**THE PROBLEM**
If a line in the listing below contains "meta", return that line.

(DATA LISTING begins)

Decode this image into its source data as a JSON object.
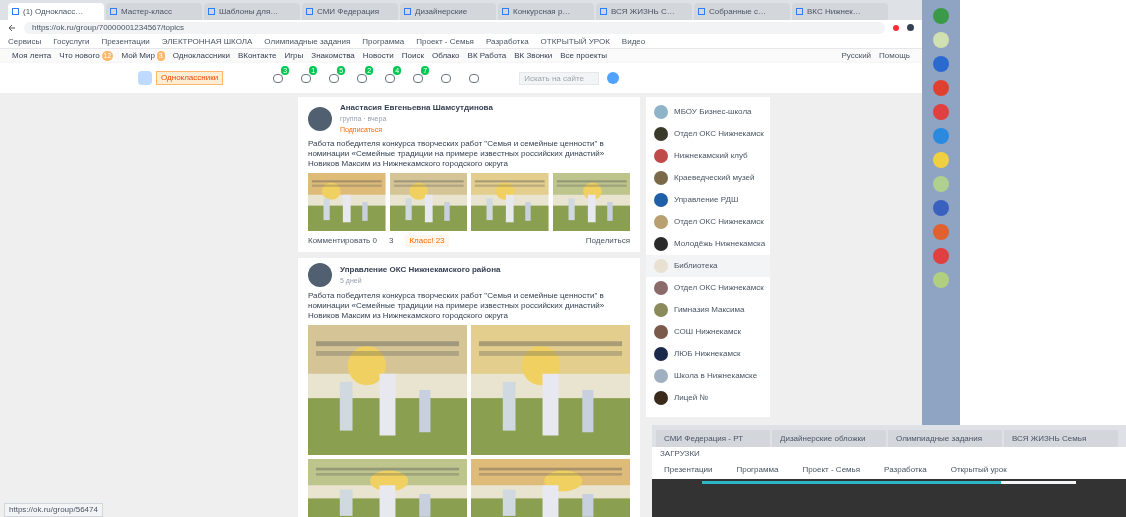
{
  "browser": {
    "tabs": [
      {
        "label": "(1) Однокласс…",
        "selected": true
      },
      {
        "label": "Мастер-класс",
        "selected": false
      },
      {
        "label": "Шаблоны для…",
        "selected": false
      },
      {
        "label": "СМИ Федерация",
        "selected": false
      },
      {
        "label": "Дизайнерские",
        "selected": false
      },
      {
        "label": "Конкурсная р…",
        "selected": false
      },
      {
        "label": "ВСЯ ЖИЗНЬ С…",
        "selected": false
      },
      {
        "label": "Собранные с…",
        "selected": false
      },
      {
        "label": "ВКС Нижнек…",
        "selected": false
      }
    ],
    "address": "https://ok.ru/group/70000001234567/topics",
    "bookmarks": [
      "Сервисы",
      "Госуслуги",
      "Презентации",
      "ЭЛЕКТРОННАЯ ШКОЛА",
      "Олимпиадные задания",
      "Программа",
      "Проект - Семья",
      "Разработка",
      "ОТКРЫТЫЙ УРОК",
      "Видео"
    ]
  },
  "portal_links": [
    {
      "label": "Моя лента"
    },
    {
      "label": "Что нового",
      "badge": "12"
    },
    {
      "label": "Мой Мир",
      "badge": "3"
    },
    {
      "label": "Одноклассники"
    },
    {
      "label": "ВКонтакте"
    },
    {
      "label": "Игры"
    },
    {
      "label": "Знакомства"
    },
    {
      "label": "Новости"
    },
    {
      "label": "Поиск"
    },
    {
      "label": "Облако"
    },
    {
      "label": "ВК Работа"
    },
    {
      "label": "ВК Звонки"
    },
    {
      "label": "Все проекты"
    }
  ],
  "portal_right": [
    "Русский",
    "Помощь"
  ],
  "toolbar": {
    "site_label": "Одноклассники",
    "nav_badges": [
      "3",
      "1",
      "5",
      "2",
      "4",
      "7"
    ],
    "search": {
      "placeholder": "Искать на сайте"
    }
  },
  "posts": [
    {
      "author": "Анастасия Евгеньевна Шамсутдинова",
      "meta": "группа · вчера",
      "tag": "Подписаться",
      "text": "Работа победителя конкурса творческих работ \"Семья и семейные ценности\" в номинации «Семейные традиции на примере известных российских династий» Новиков Максим из Нижнекамского городского округа",
      "kind": "strip",
      "actions": {
        "comments": "Комментировать 0",
        "shares": "3",
        "likes": "Класс! 23",
        "share": "Поделиться"
      }
    },
    {
      "author": "Управление ОКС Нижнекамского района",
      "meta": "5 дней",
      "text": "Работа победителя конкурса творческих работ \"Семья и семейные ценности\" в номинации «Семейные традиции на примере известных российских династий» Новиков Максим из Нижнекамского городского округа",
      "kind": "collage"
    }
  ],
  "groups": [
    {
      "name": "МБОУ Бизнес-школа",
      "color": "#8fb3c9",
      "selected": false
    },
    {
      "name": "Отдел ОКС Нижнекамск",
      "color": "#3a3a2a",
      "selected": false
    },
    {
      "name": "Нижнекамский клуб",
      "color": "#c04a4a",
      "selected": false
    },
    {
      "name": "Краеведческий музей",
      "color": "#7a6a4a",
      "selected": false
    },
    {
      "name": "Управление РДШ",
      "color": "#1f5fa8",
      "selected": false
    },
    {
      "name": "Отдел ОКС Нижнекамск",
      "color": "#b8a070",
      "selected": false
    },
    {
      "name": "Молодёжь Нижнекамска",
      "color": "#2a2a2a",
      "selected": false
    },
    {
      "name": "Библиотека",
      "color": "#e8e0d0",
      "selected": true
    },
    {
      "name": "Отдел ОКС Нижнекамск",
      "color": "#8a6a6a",
      "selected": false
    },
    {
      "name": "Гимназия Максима",
      "color": "#8a8a5a",
      "selected": false
    },
    {
      "name": "СОШ Нижнекамск",
      "color": "#7a5a4a",
      "selected": false
    },
    {
      "name": "ЛЮБ Нижнекамск",
      "color": "#1a2a4a",
      "selected": false
    },
    {
      "name": "Школа в Нижнекамске",
      "color": "#a0b0c0",
      "selected": false
    },
    {
      "name": "Лицей №",
      "color": "#3a2a1a",
      "selected": false
    }
  ],
  "status_url": "https://ok.ru/group/56474",
  "second_window": {
    "tabs": [
      "СМИ Федерация - РТ",
      "Дизайнерские обложки",
      "Олимпиадные задания",
      "ВСЯ ЖИЗНЬ Семья"
    ],
    "downloads": "ЗАГРУЗКИ",
    "bookmarks": [
      "Презентации",
      "Программа",
      "Проект - Семья",
      "Разработка",
      "Открытый урок"
    ],
    "level": 0.8
  }
}
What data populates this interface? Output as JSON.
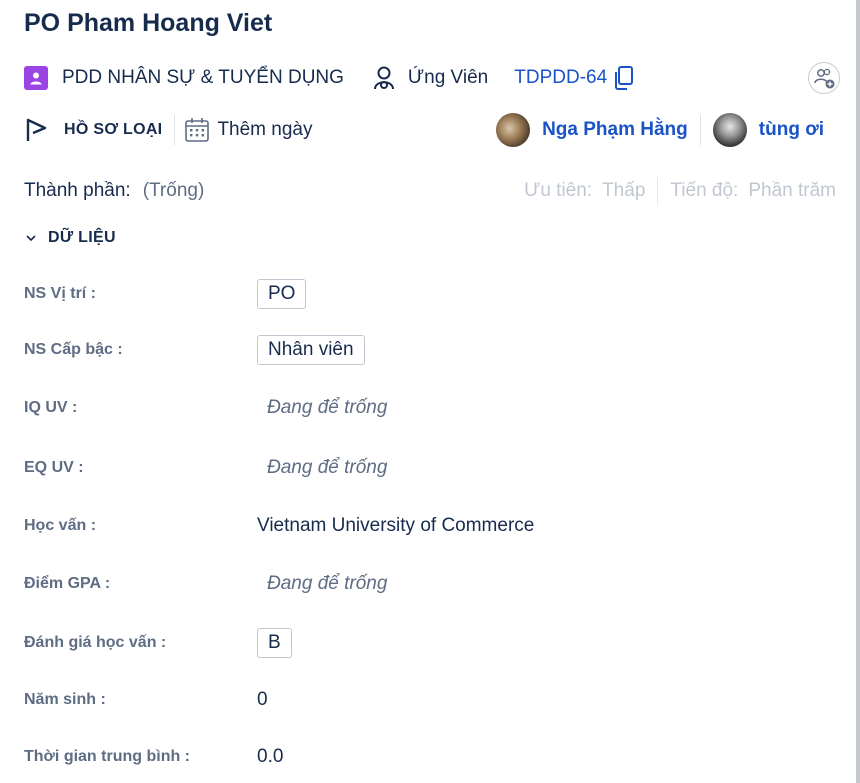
{
  "issue": {
    "title": "PO Pham Hoang Viet",
    "project": "PDD NHÂN SỰ & TUYỂN DỤNG",
    "type": "Ứng Viên",
    "key": "TDPDD-64"
  },
  "status": {
    "label": "HỒ SƠ LOẠI",
    "add_date": "Thêm ngày"
  },
  "people": [
    {
      "name": "Nga Phạm Hằng"
    },
    {
      "name": "tùng ơi"
    }
  ],
  "meta": {
    "components_label": "Thành phần:",
    "components_value": "(Trống)",
    "priority_label": "Ưu tiên:",
    "priority_value": "Thấp",
    "progress_label": "Tiến độ:",
    "progress_value": "Phần trăm"
  },
  "section": {
    "title": "DỮ LIỆU"
  },
  "fields": [
    {
      "label": "NS Vị trí :",
      "value": "PO"
    },
    {
      "label": "NS Cấp bậc :",
      "value": "Nhân viên"
    },
    {
      "label": "IQ UV :",
      "value": "Đang để trống"
    },
    {
      "label": "EQ UV :",
      "value": "Đang để trống"
    },
    {
      "label": "Học vấn :",
      "value": "Vietnam University of Commerce"
    },
    {
      "label": "Điểm GPA :",
      "value": "Đang để trống"
    },
    {
      "label": "Đánh giá học vấn :",
      "value": "B"
    },
    {
      "label": "Năm sinh :",
      "value": "0"
    },
    {
      "label": "Thời gian trung bình :",
      "value": "0.0"
    }
  ],
  "colors": {
    "project_icon": "#9b45e4",
    "link": "#1a53c8",
    "text": "#172b4d",
    "muted": "#5e6c84"
  }
}
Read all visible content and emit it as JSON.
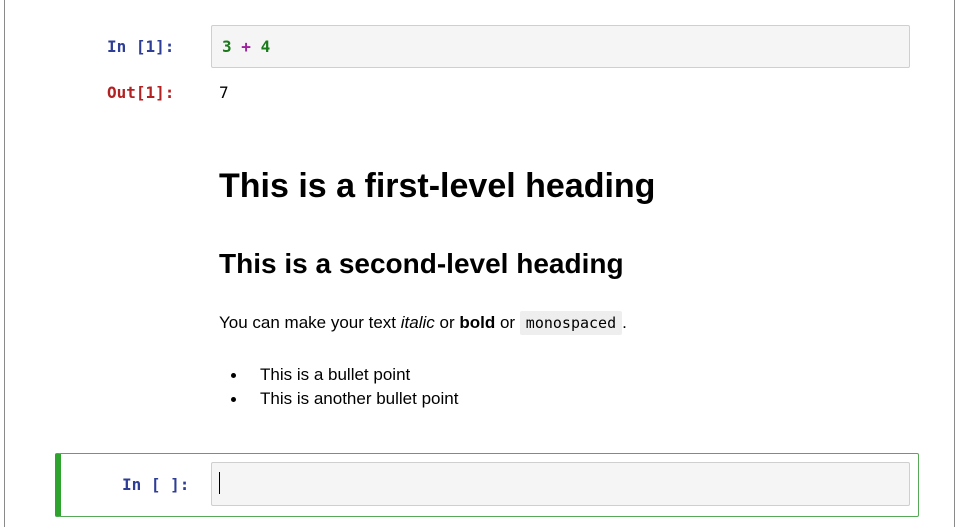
{
  "cell1": {
    "in_prompt": "In [1]:",
    "code": {
      "left": "3",
      "operator": "+",
      "right": "4"
    },
    "out_prompt": "Out[1]:",
    "output": "7"
  },
  "markdown": {
    "h1": "This is a first-level heading",
    "h2": "This is a second-level heading",
    "paragraph": {
      "part1": "You can make your text ",
      "italic": "italic",
      "part2": " or ",
      "bold": "bold",
      "part3": " or ",
      "mono": "monospaced",
      "part4": "."
    },
    "bullets": [
      "This is a bullet point",
      "This is another bullet point"
    ]
  },
  "cell2": {
    "in_prompt": "In [ ]:",
    "code": ""
  },
  "colors": {
    "in_prompt": "#2e3d95",
    "out_prompt": "#b22222",
    "active_border": "#2ea42e",
    "number": "#1a7a1a",
    "operator": "#a020a0"
  }
}
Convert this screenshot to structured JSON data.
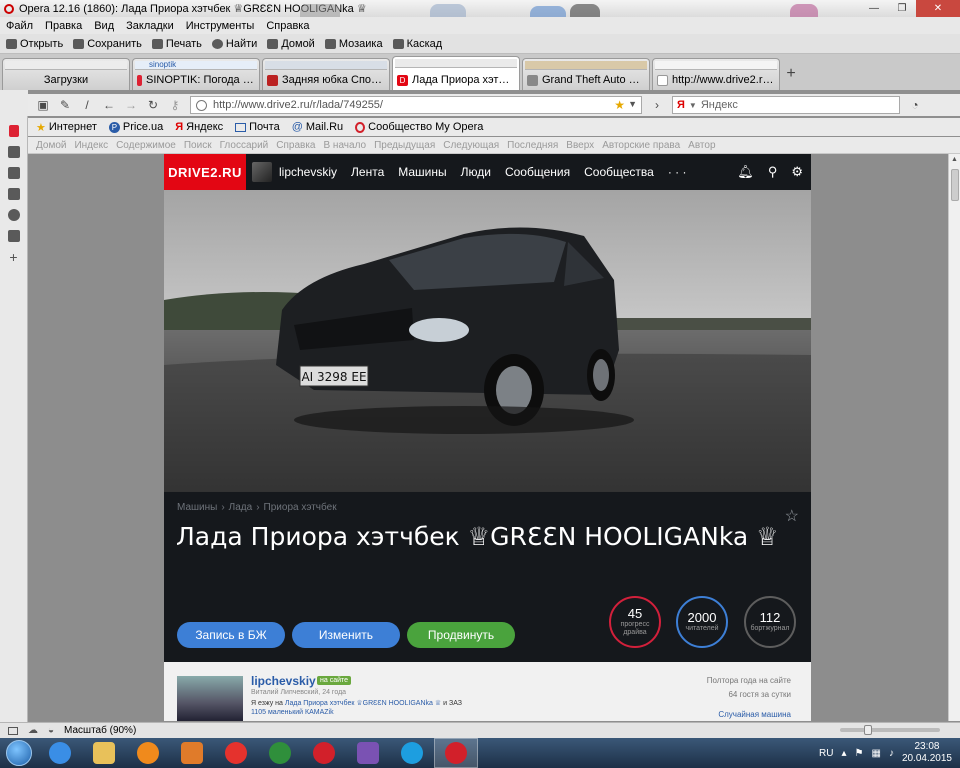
{
  "window": {
    "title": "Opera 12.16 (1860): Лада Приора хэтчбек ♕GRƐƐN HOOLIGANka ♕",
    "min_label": "—",
    "max_label": "❐",
    "close_label": "✕"
  },
  "menu": [
    "Файл",
    "Правка",
    "Вид",
    "Закладки",
    "Инструменты",
    "Справка"
  ],
  "toolbar": [
    "Открыть",
    "Сохранить",
    "Печать",
    "Найти",
    "Домой",
    "Мозаика",
    "Каскад"
  ],
  "tabs": [
    {
      "label": "Загрузки",
      "favicon_color": "#e6a800"
    },
    {
      "label": "SINOPTIK: Погода в О...",
      "thumb_text": "sinoptik",
      "favicon_color": "#d23"
    },
    {
      "label": "Задняя юбка Спорт Л...",
      "favicon_color": "#b22"
    },
    {
      "label": "Лада Приора хэтчбек ...",
      "favicon_color": "#e30613",
      "active": true
    },
    {
      "label": "Grand Theft Auto V (R...",
      "favicon_color": "#888"
    },
    {
      "label": "http://www.drive2.ru/l...",
      "favicon_color": "#bbb"
    }
  ],
  "tab_add_label": "+",
  "address": {
    "url": "http://www.drive2.ru/r/lada/749255/",
    "search_placeholder": "Яндекс",
    "search_engine": "Я"
  },
  "bookmarks": [
    "Интернет",
    "Price.ua",
    "Яндекс",
    "Почта",
    "Mail.Ru",
    "Сообщество My Opera"
  ],
  "site_nav": [
    "Домой",
    "Индекс",
    "Содержимое",
    "Поиск",
    "Глоссарий",
    "Справка",
    "В начало",
    "Предыдущая",
    "Следующая",
    "Последняя",
    "Вверх",
    "Авторские права",
    "Автор"
  ],
  "drive2": {
    "logo": "DRIVE2.RU",
    "username": "lipchevskiy",
    "menu": [
      "Лента",
      "Машины",
      "Люди",
      "Сообщения",
      "Сообщества",
      "· · ·"
    ],
    "icons": [
      "bell-icon",
      "search-icon",
      "gear-icon"
    ],
    "plate": "AI 3298 EE",
    "breadcrumbs": [
      "Машины",
      "›",
      "Лада",
      "›",
      "Приора хэтчбек"
    ],
    "title": "Лада Приора хэтчбек ♕GRƐƐN HOOLIGANka ♕",
    "buttons": {
      "bj": "Запись в БЖ",
      "edit": "Изменить",
      "promote": "Продвинуть"
    },
    "stats": [
      {
        "num": "45",
        "cap": "прогресс драйва"
      },
      {
        "num": "2000",
        "cap": "читателей"
      },
      {
        "num": "112",
        "cap": "бортжурнал"
      }
    ],
    "owner": {
      "name": "lipchevskiy",
      "online": "на сайте",
      "meta": "Виталий Липчевский, 24 года",
      "drive_prefix": "Я езжу на",
      "drive_link": "Лада Приора хэтчбек ♕GRƐƐN HOOLIGANka ♕",
      "drive_suffix": "и ЗАЗ",
      "kamaz": "1105 маленький КАМАZik",
      "since": "Полтора года на сайте",
      "guests": "64 гостя за сутки",
      "random": "Случайная машина"
    }
  },
  "status": {
    "zoom": "Масштаб (90%)"
  },
  "taskbar": {
    "lang": "RU",
    "time": "23:08",
    "date": "20.04.2015",
    "apps": [
      {
        "name": "ie",
        "color": "#3a8ee6"
      },
      {
        "name": "explorer",
        "color": "#e8c15a"
      },
      {
        "name": "avast",
        "color": "#f08a1c"
      },
      {
        "name": "media-player",
        "color": "#e07b2a"
      },
      {
        "name": "yandex-browser",
        "color": "#e5322d"
      },
      {
        "name": "android-tool",
        "color": "#2f8f3b"
      },
      {
        "name": "opera",
        "color": "#d2202a"
      },
      {
        "name": "visual-studio",
        "color": "#7a52b3"
      },
      {
        "name": "skype",
        "color": "#1d9ee0"
      },
      {
        "name": "opera-active",
        "color": "#d2202a"
      }
    ]
  }
}
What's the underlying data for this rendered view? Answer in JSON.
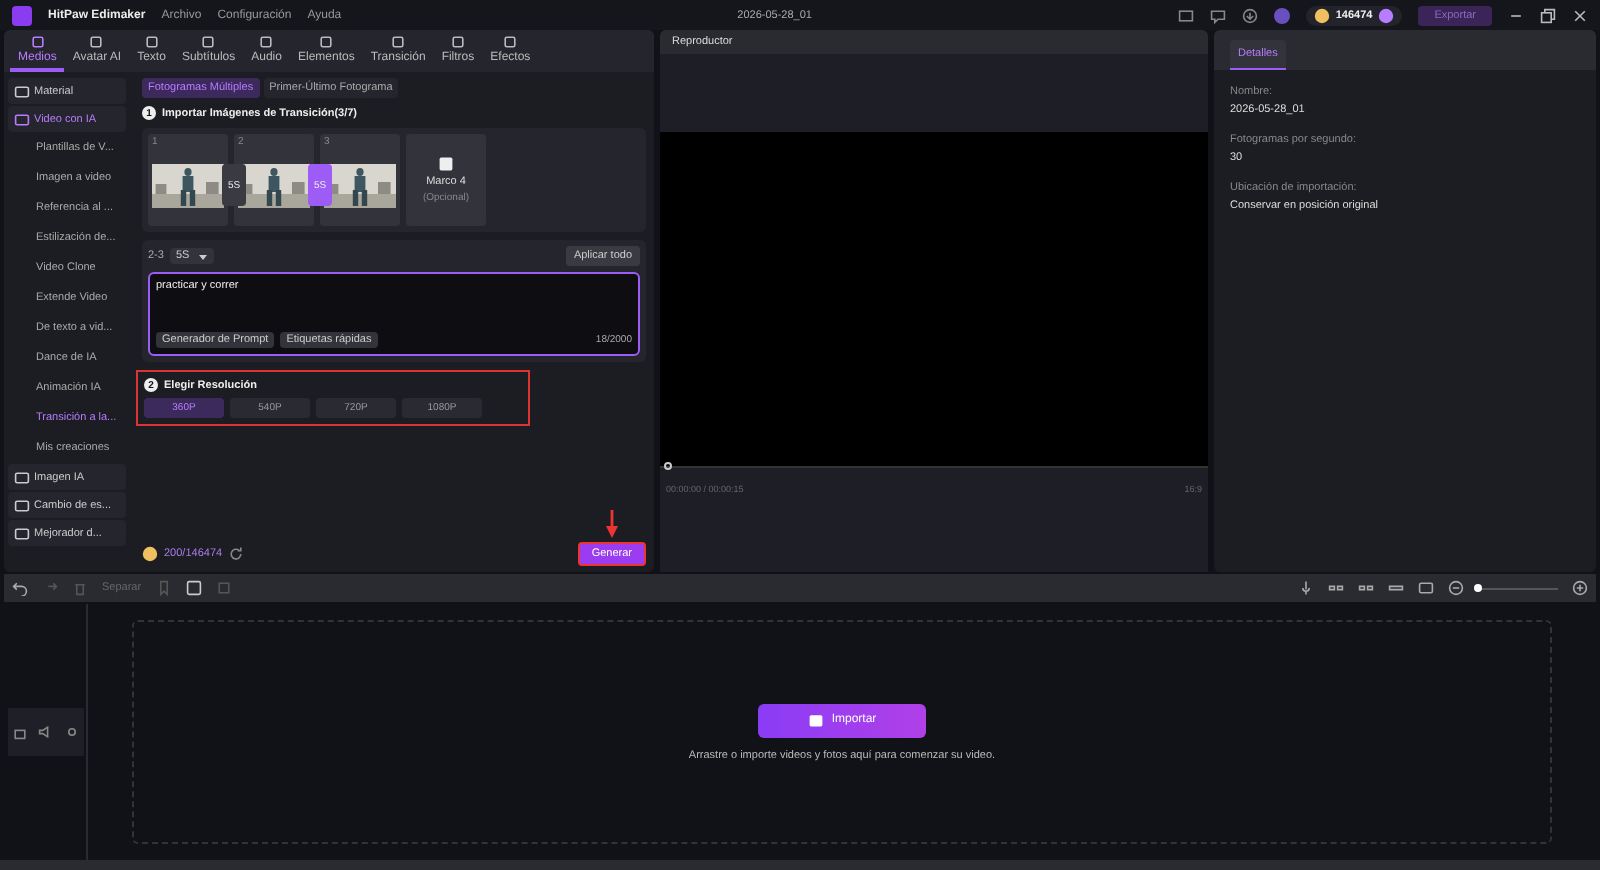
{
  "app": {
    "name": "HitPaw Edimaker",
    "menu": [
      "Archivo",
      "Configuración",
      "Ayuda"
    ],
    "project": "2026-05-28_01",
    "coins": "146474",
    "export": "Exportar"
  },
  "tools": [
    {
      "label": "Medios",
      "selected": true
    },
    {
      "label": "Avatar AI",
      "selected": false
    },
    {
      "label": "Texto",
      "selected": false
    },
    {
      "label": "Subtítulos",
      "selected": false
    },
    {
      "label": "Audio",
      "selected": false
    },
    {
      "label": "Elementos",
      "selected": false
    },
    {
      "label": "Transición",
      "selected": false
    },
    {
      "label": "Filtros",
      "selected": false
    },
    {
      "label": "Efectos",
      "selected": false
    }
  ],
  "sidebar": [
    {
      "label": "Material",
      "kind": "group",
      "selected": false
    },
    {
      "label": "Video con IA",
      "kind": "group",
      "selected": true
    },
    {
      "label": "Plantillas de V...",
      "kind": "item",
      "selected": false
    },
    {
      "label": "Imagen a video",
      "kind": "item",
      "selected": false
    },
    {
      "label": "Referencia al ...",
      "kind": "item",
      "selected": false
    },
    {
      "label": "Estilización de...",
      "kind": "item",
      "selected": false
    },
    {
      "label": "Video Clone",
      "kind": "item",
      "selected": false
    },
    {
      "label": "Extende Video",
      "kind": "item",
      "selected": false
    },
    {
      "label": "De texto a vid...",
      "kind": "item",
      "selected": false
    },
    {
      "label": "Dance de IA",
      "kind": "item",
      "selected": false
    },
    {
      "label": "Animación IA",
      "kind": "item",
      "selected": false
    },
    {
      "label": "Transición a la...",
      "kind": "item",
      "selected": true
    },
    {
      "label": "Mis creaciones",
      "kind": "item",
      "selected": false
    },
    {
      "label": "Imagen IA",
      "kind": "group",
      "selected": false
    },
    {
      "label": "Cambio de es...",
      "kind": "group",
      "selected": false
    },
    {
      "label": "Mejorador d...",
      "kind": "group",
      "selected": false
    }
  ],
  "mode_tabs": [
    {
      "label": "Fotogramas Múltiples",
      "selected": true
    },
    {
      "label": "Primer-Último Fotograma",
      "selected": false
    }
  ],
  "import": {
    "step": "1",
    "title": "Importar Imágenes de Transición(3/7)"
  },
  "frames": [
    {
      "number": "1"
    },
    {
      "number": "2"
    },
    {
      "number": "3"
    }
  ],
  "transitions": [
    {
      "duration": "5S",
      "selected": false
    },
    {
      "duration": "5S",
      "selected": true
    }
  ],
  "add_frame": {
    "label": "Marco 4",
    "note": "(Opcional)"
  },
  "segment": {
    "range": "2-3",
    "duration": "5S",
    "apply": "Aplicar todo"
  },
  "prompt": {
    "value": "practicar y correr",
    "generator": "Generador de Prompt",
    "tags": "Etiquetas rápidas",
    "counter": "18/2000"
  },
  "resolution": {
    "step": "2",
    "title": "Elegir Resolución",
    "options": [
      {
        "label": "360P",
        "selected": true
      },
      {
        "label": "540P",
        "selected": false
      },
      {
        "label": "720P",
        "selected": false
      },
      {
        "label": "1080P",
        "selected": false
      }
    ]
  },
  "credits": "200/146474",
  "generate": "Generar",
  "player": {
    "title": "Reproductor",
    "time": "00:00:00 / 00:00:15",
    "ratio": "16:9"
  },
  "details": {
    "tab": "Detalles",
    "fields": [
      {
        "label": "Nombre:",
        "value": "2026-05-28_01"
      },
      {
        "label": "Fotogramas por segundo:",
        "value": "30"
      },
      {
        "label": "Ubicación de importación:",
        "value": "Conservar en posición original"
      }
    ]
  },
  "timeline": {
    "zoom": {
      "level": 0
    },
    "split": "Separar",
    "import": "Importar",
    "hint": "Arrastre o importe videos y fotos aquí para comenzar su video."
  }
}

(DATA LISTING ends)

**ANSWER TO THE EXERCISE**
      "meta": "группа · вчера",
      "meta": "5 дней",
  "meta": {
      "meta": "Виталий Липчевский, 24 года",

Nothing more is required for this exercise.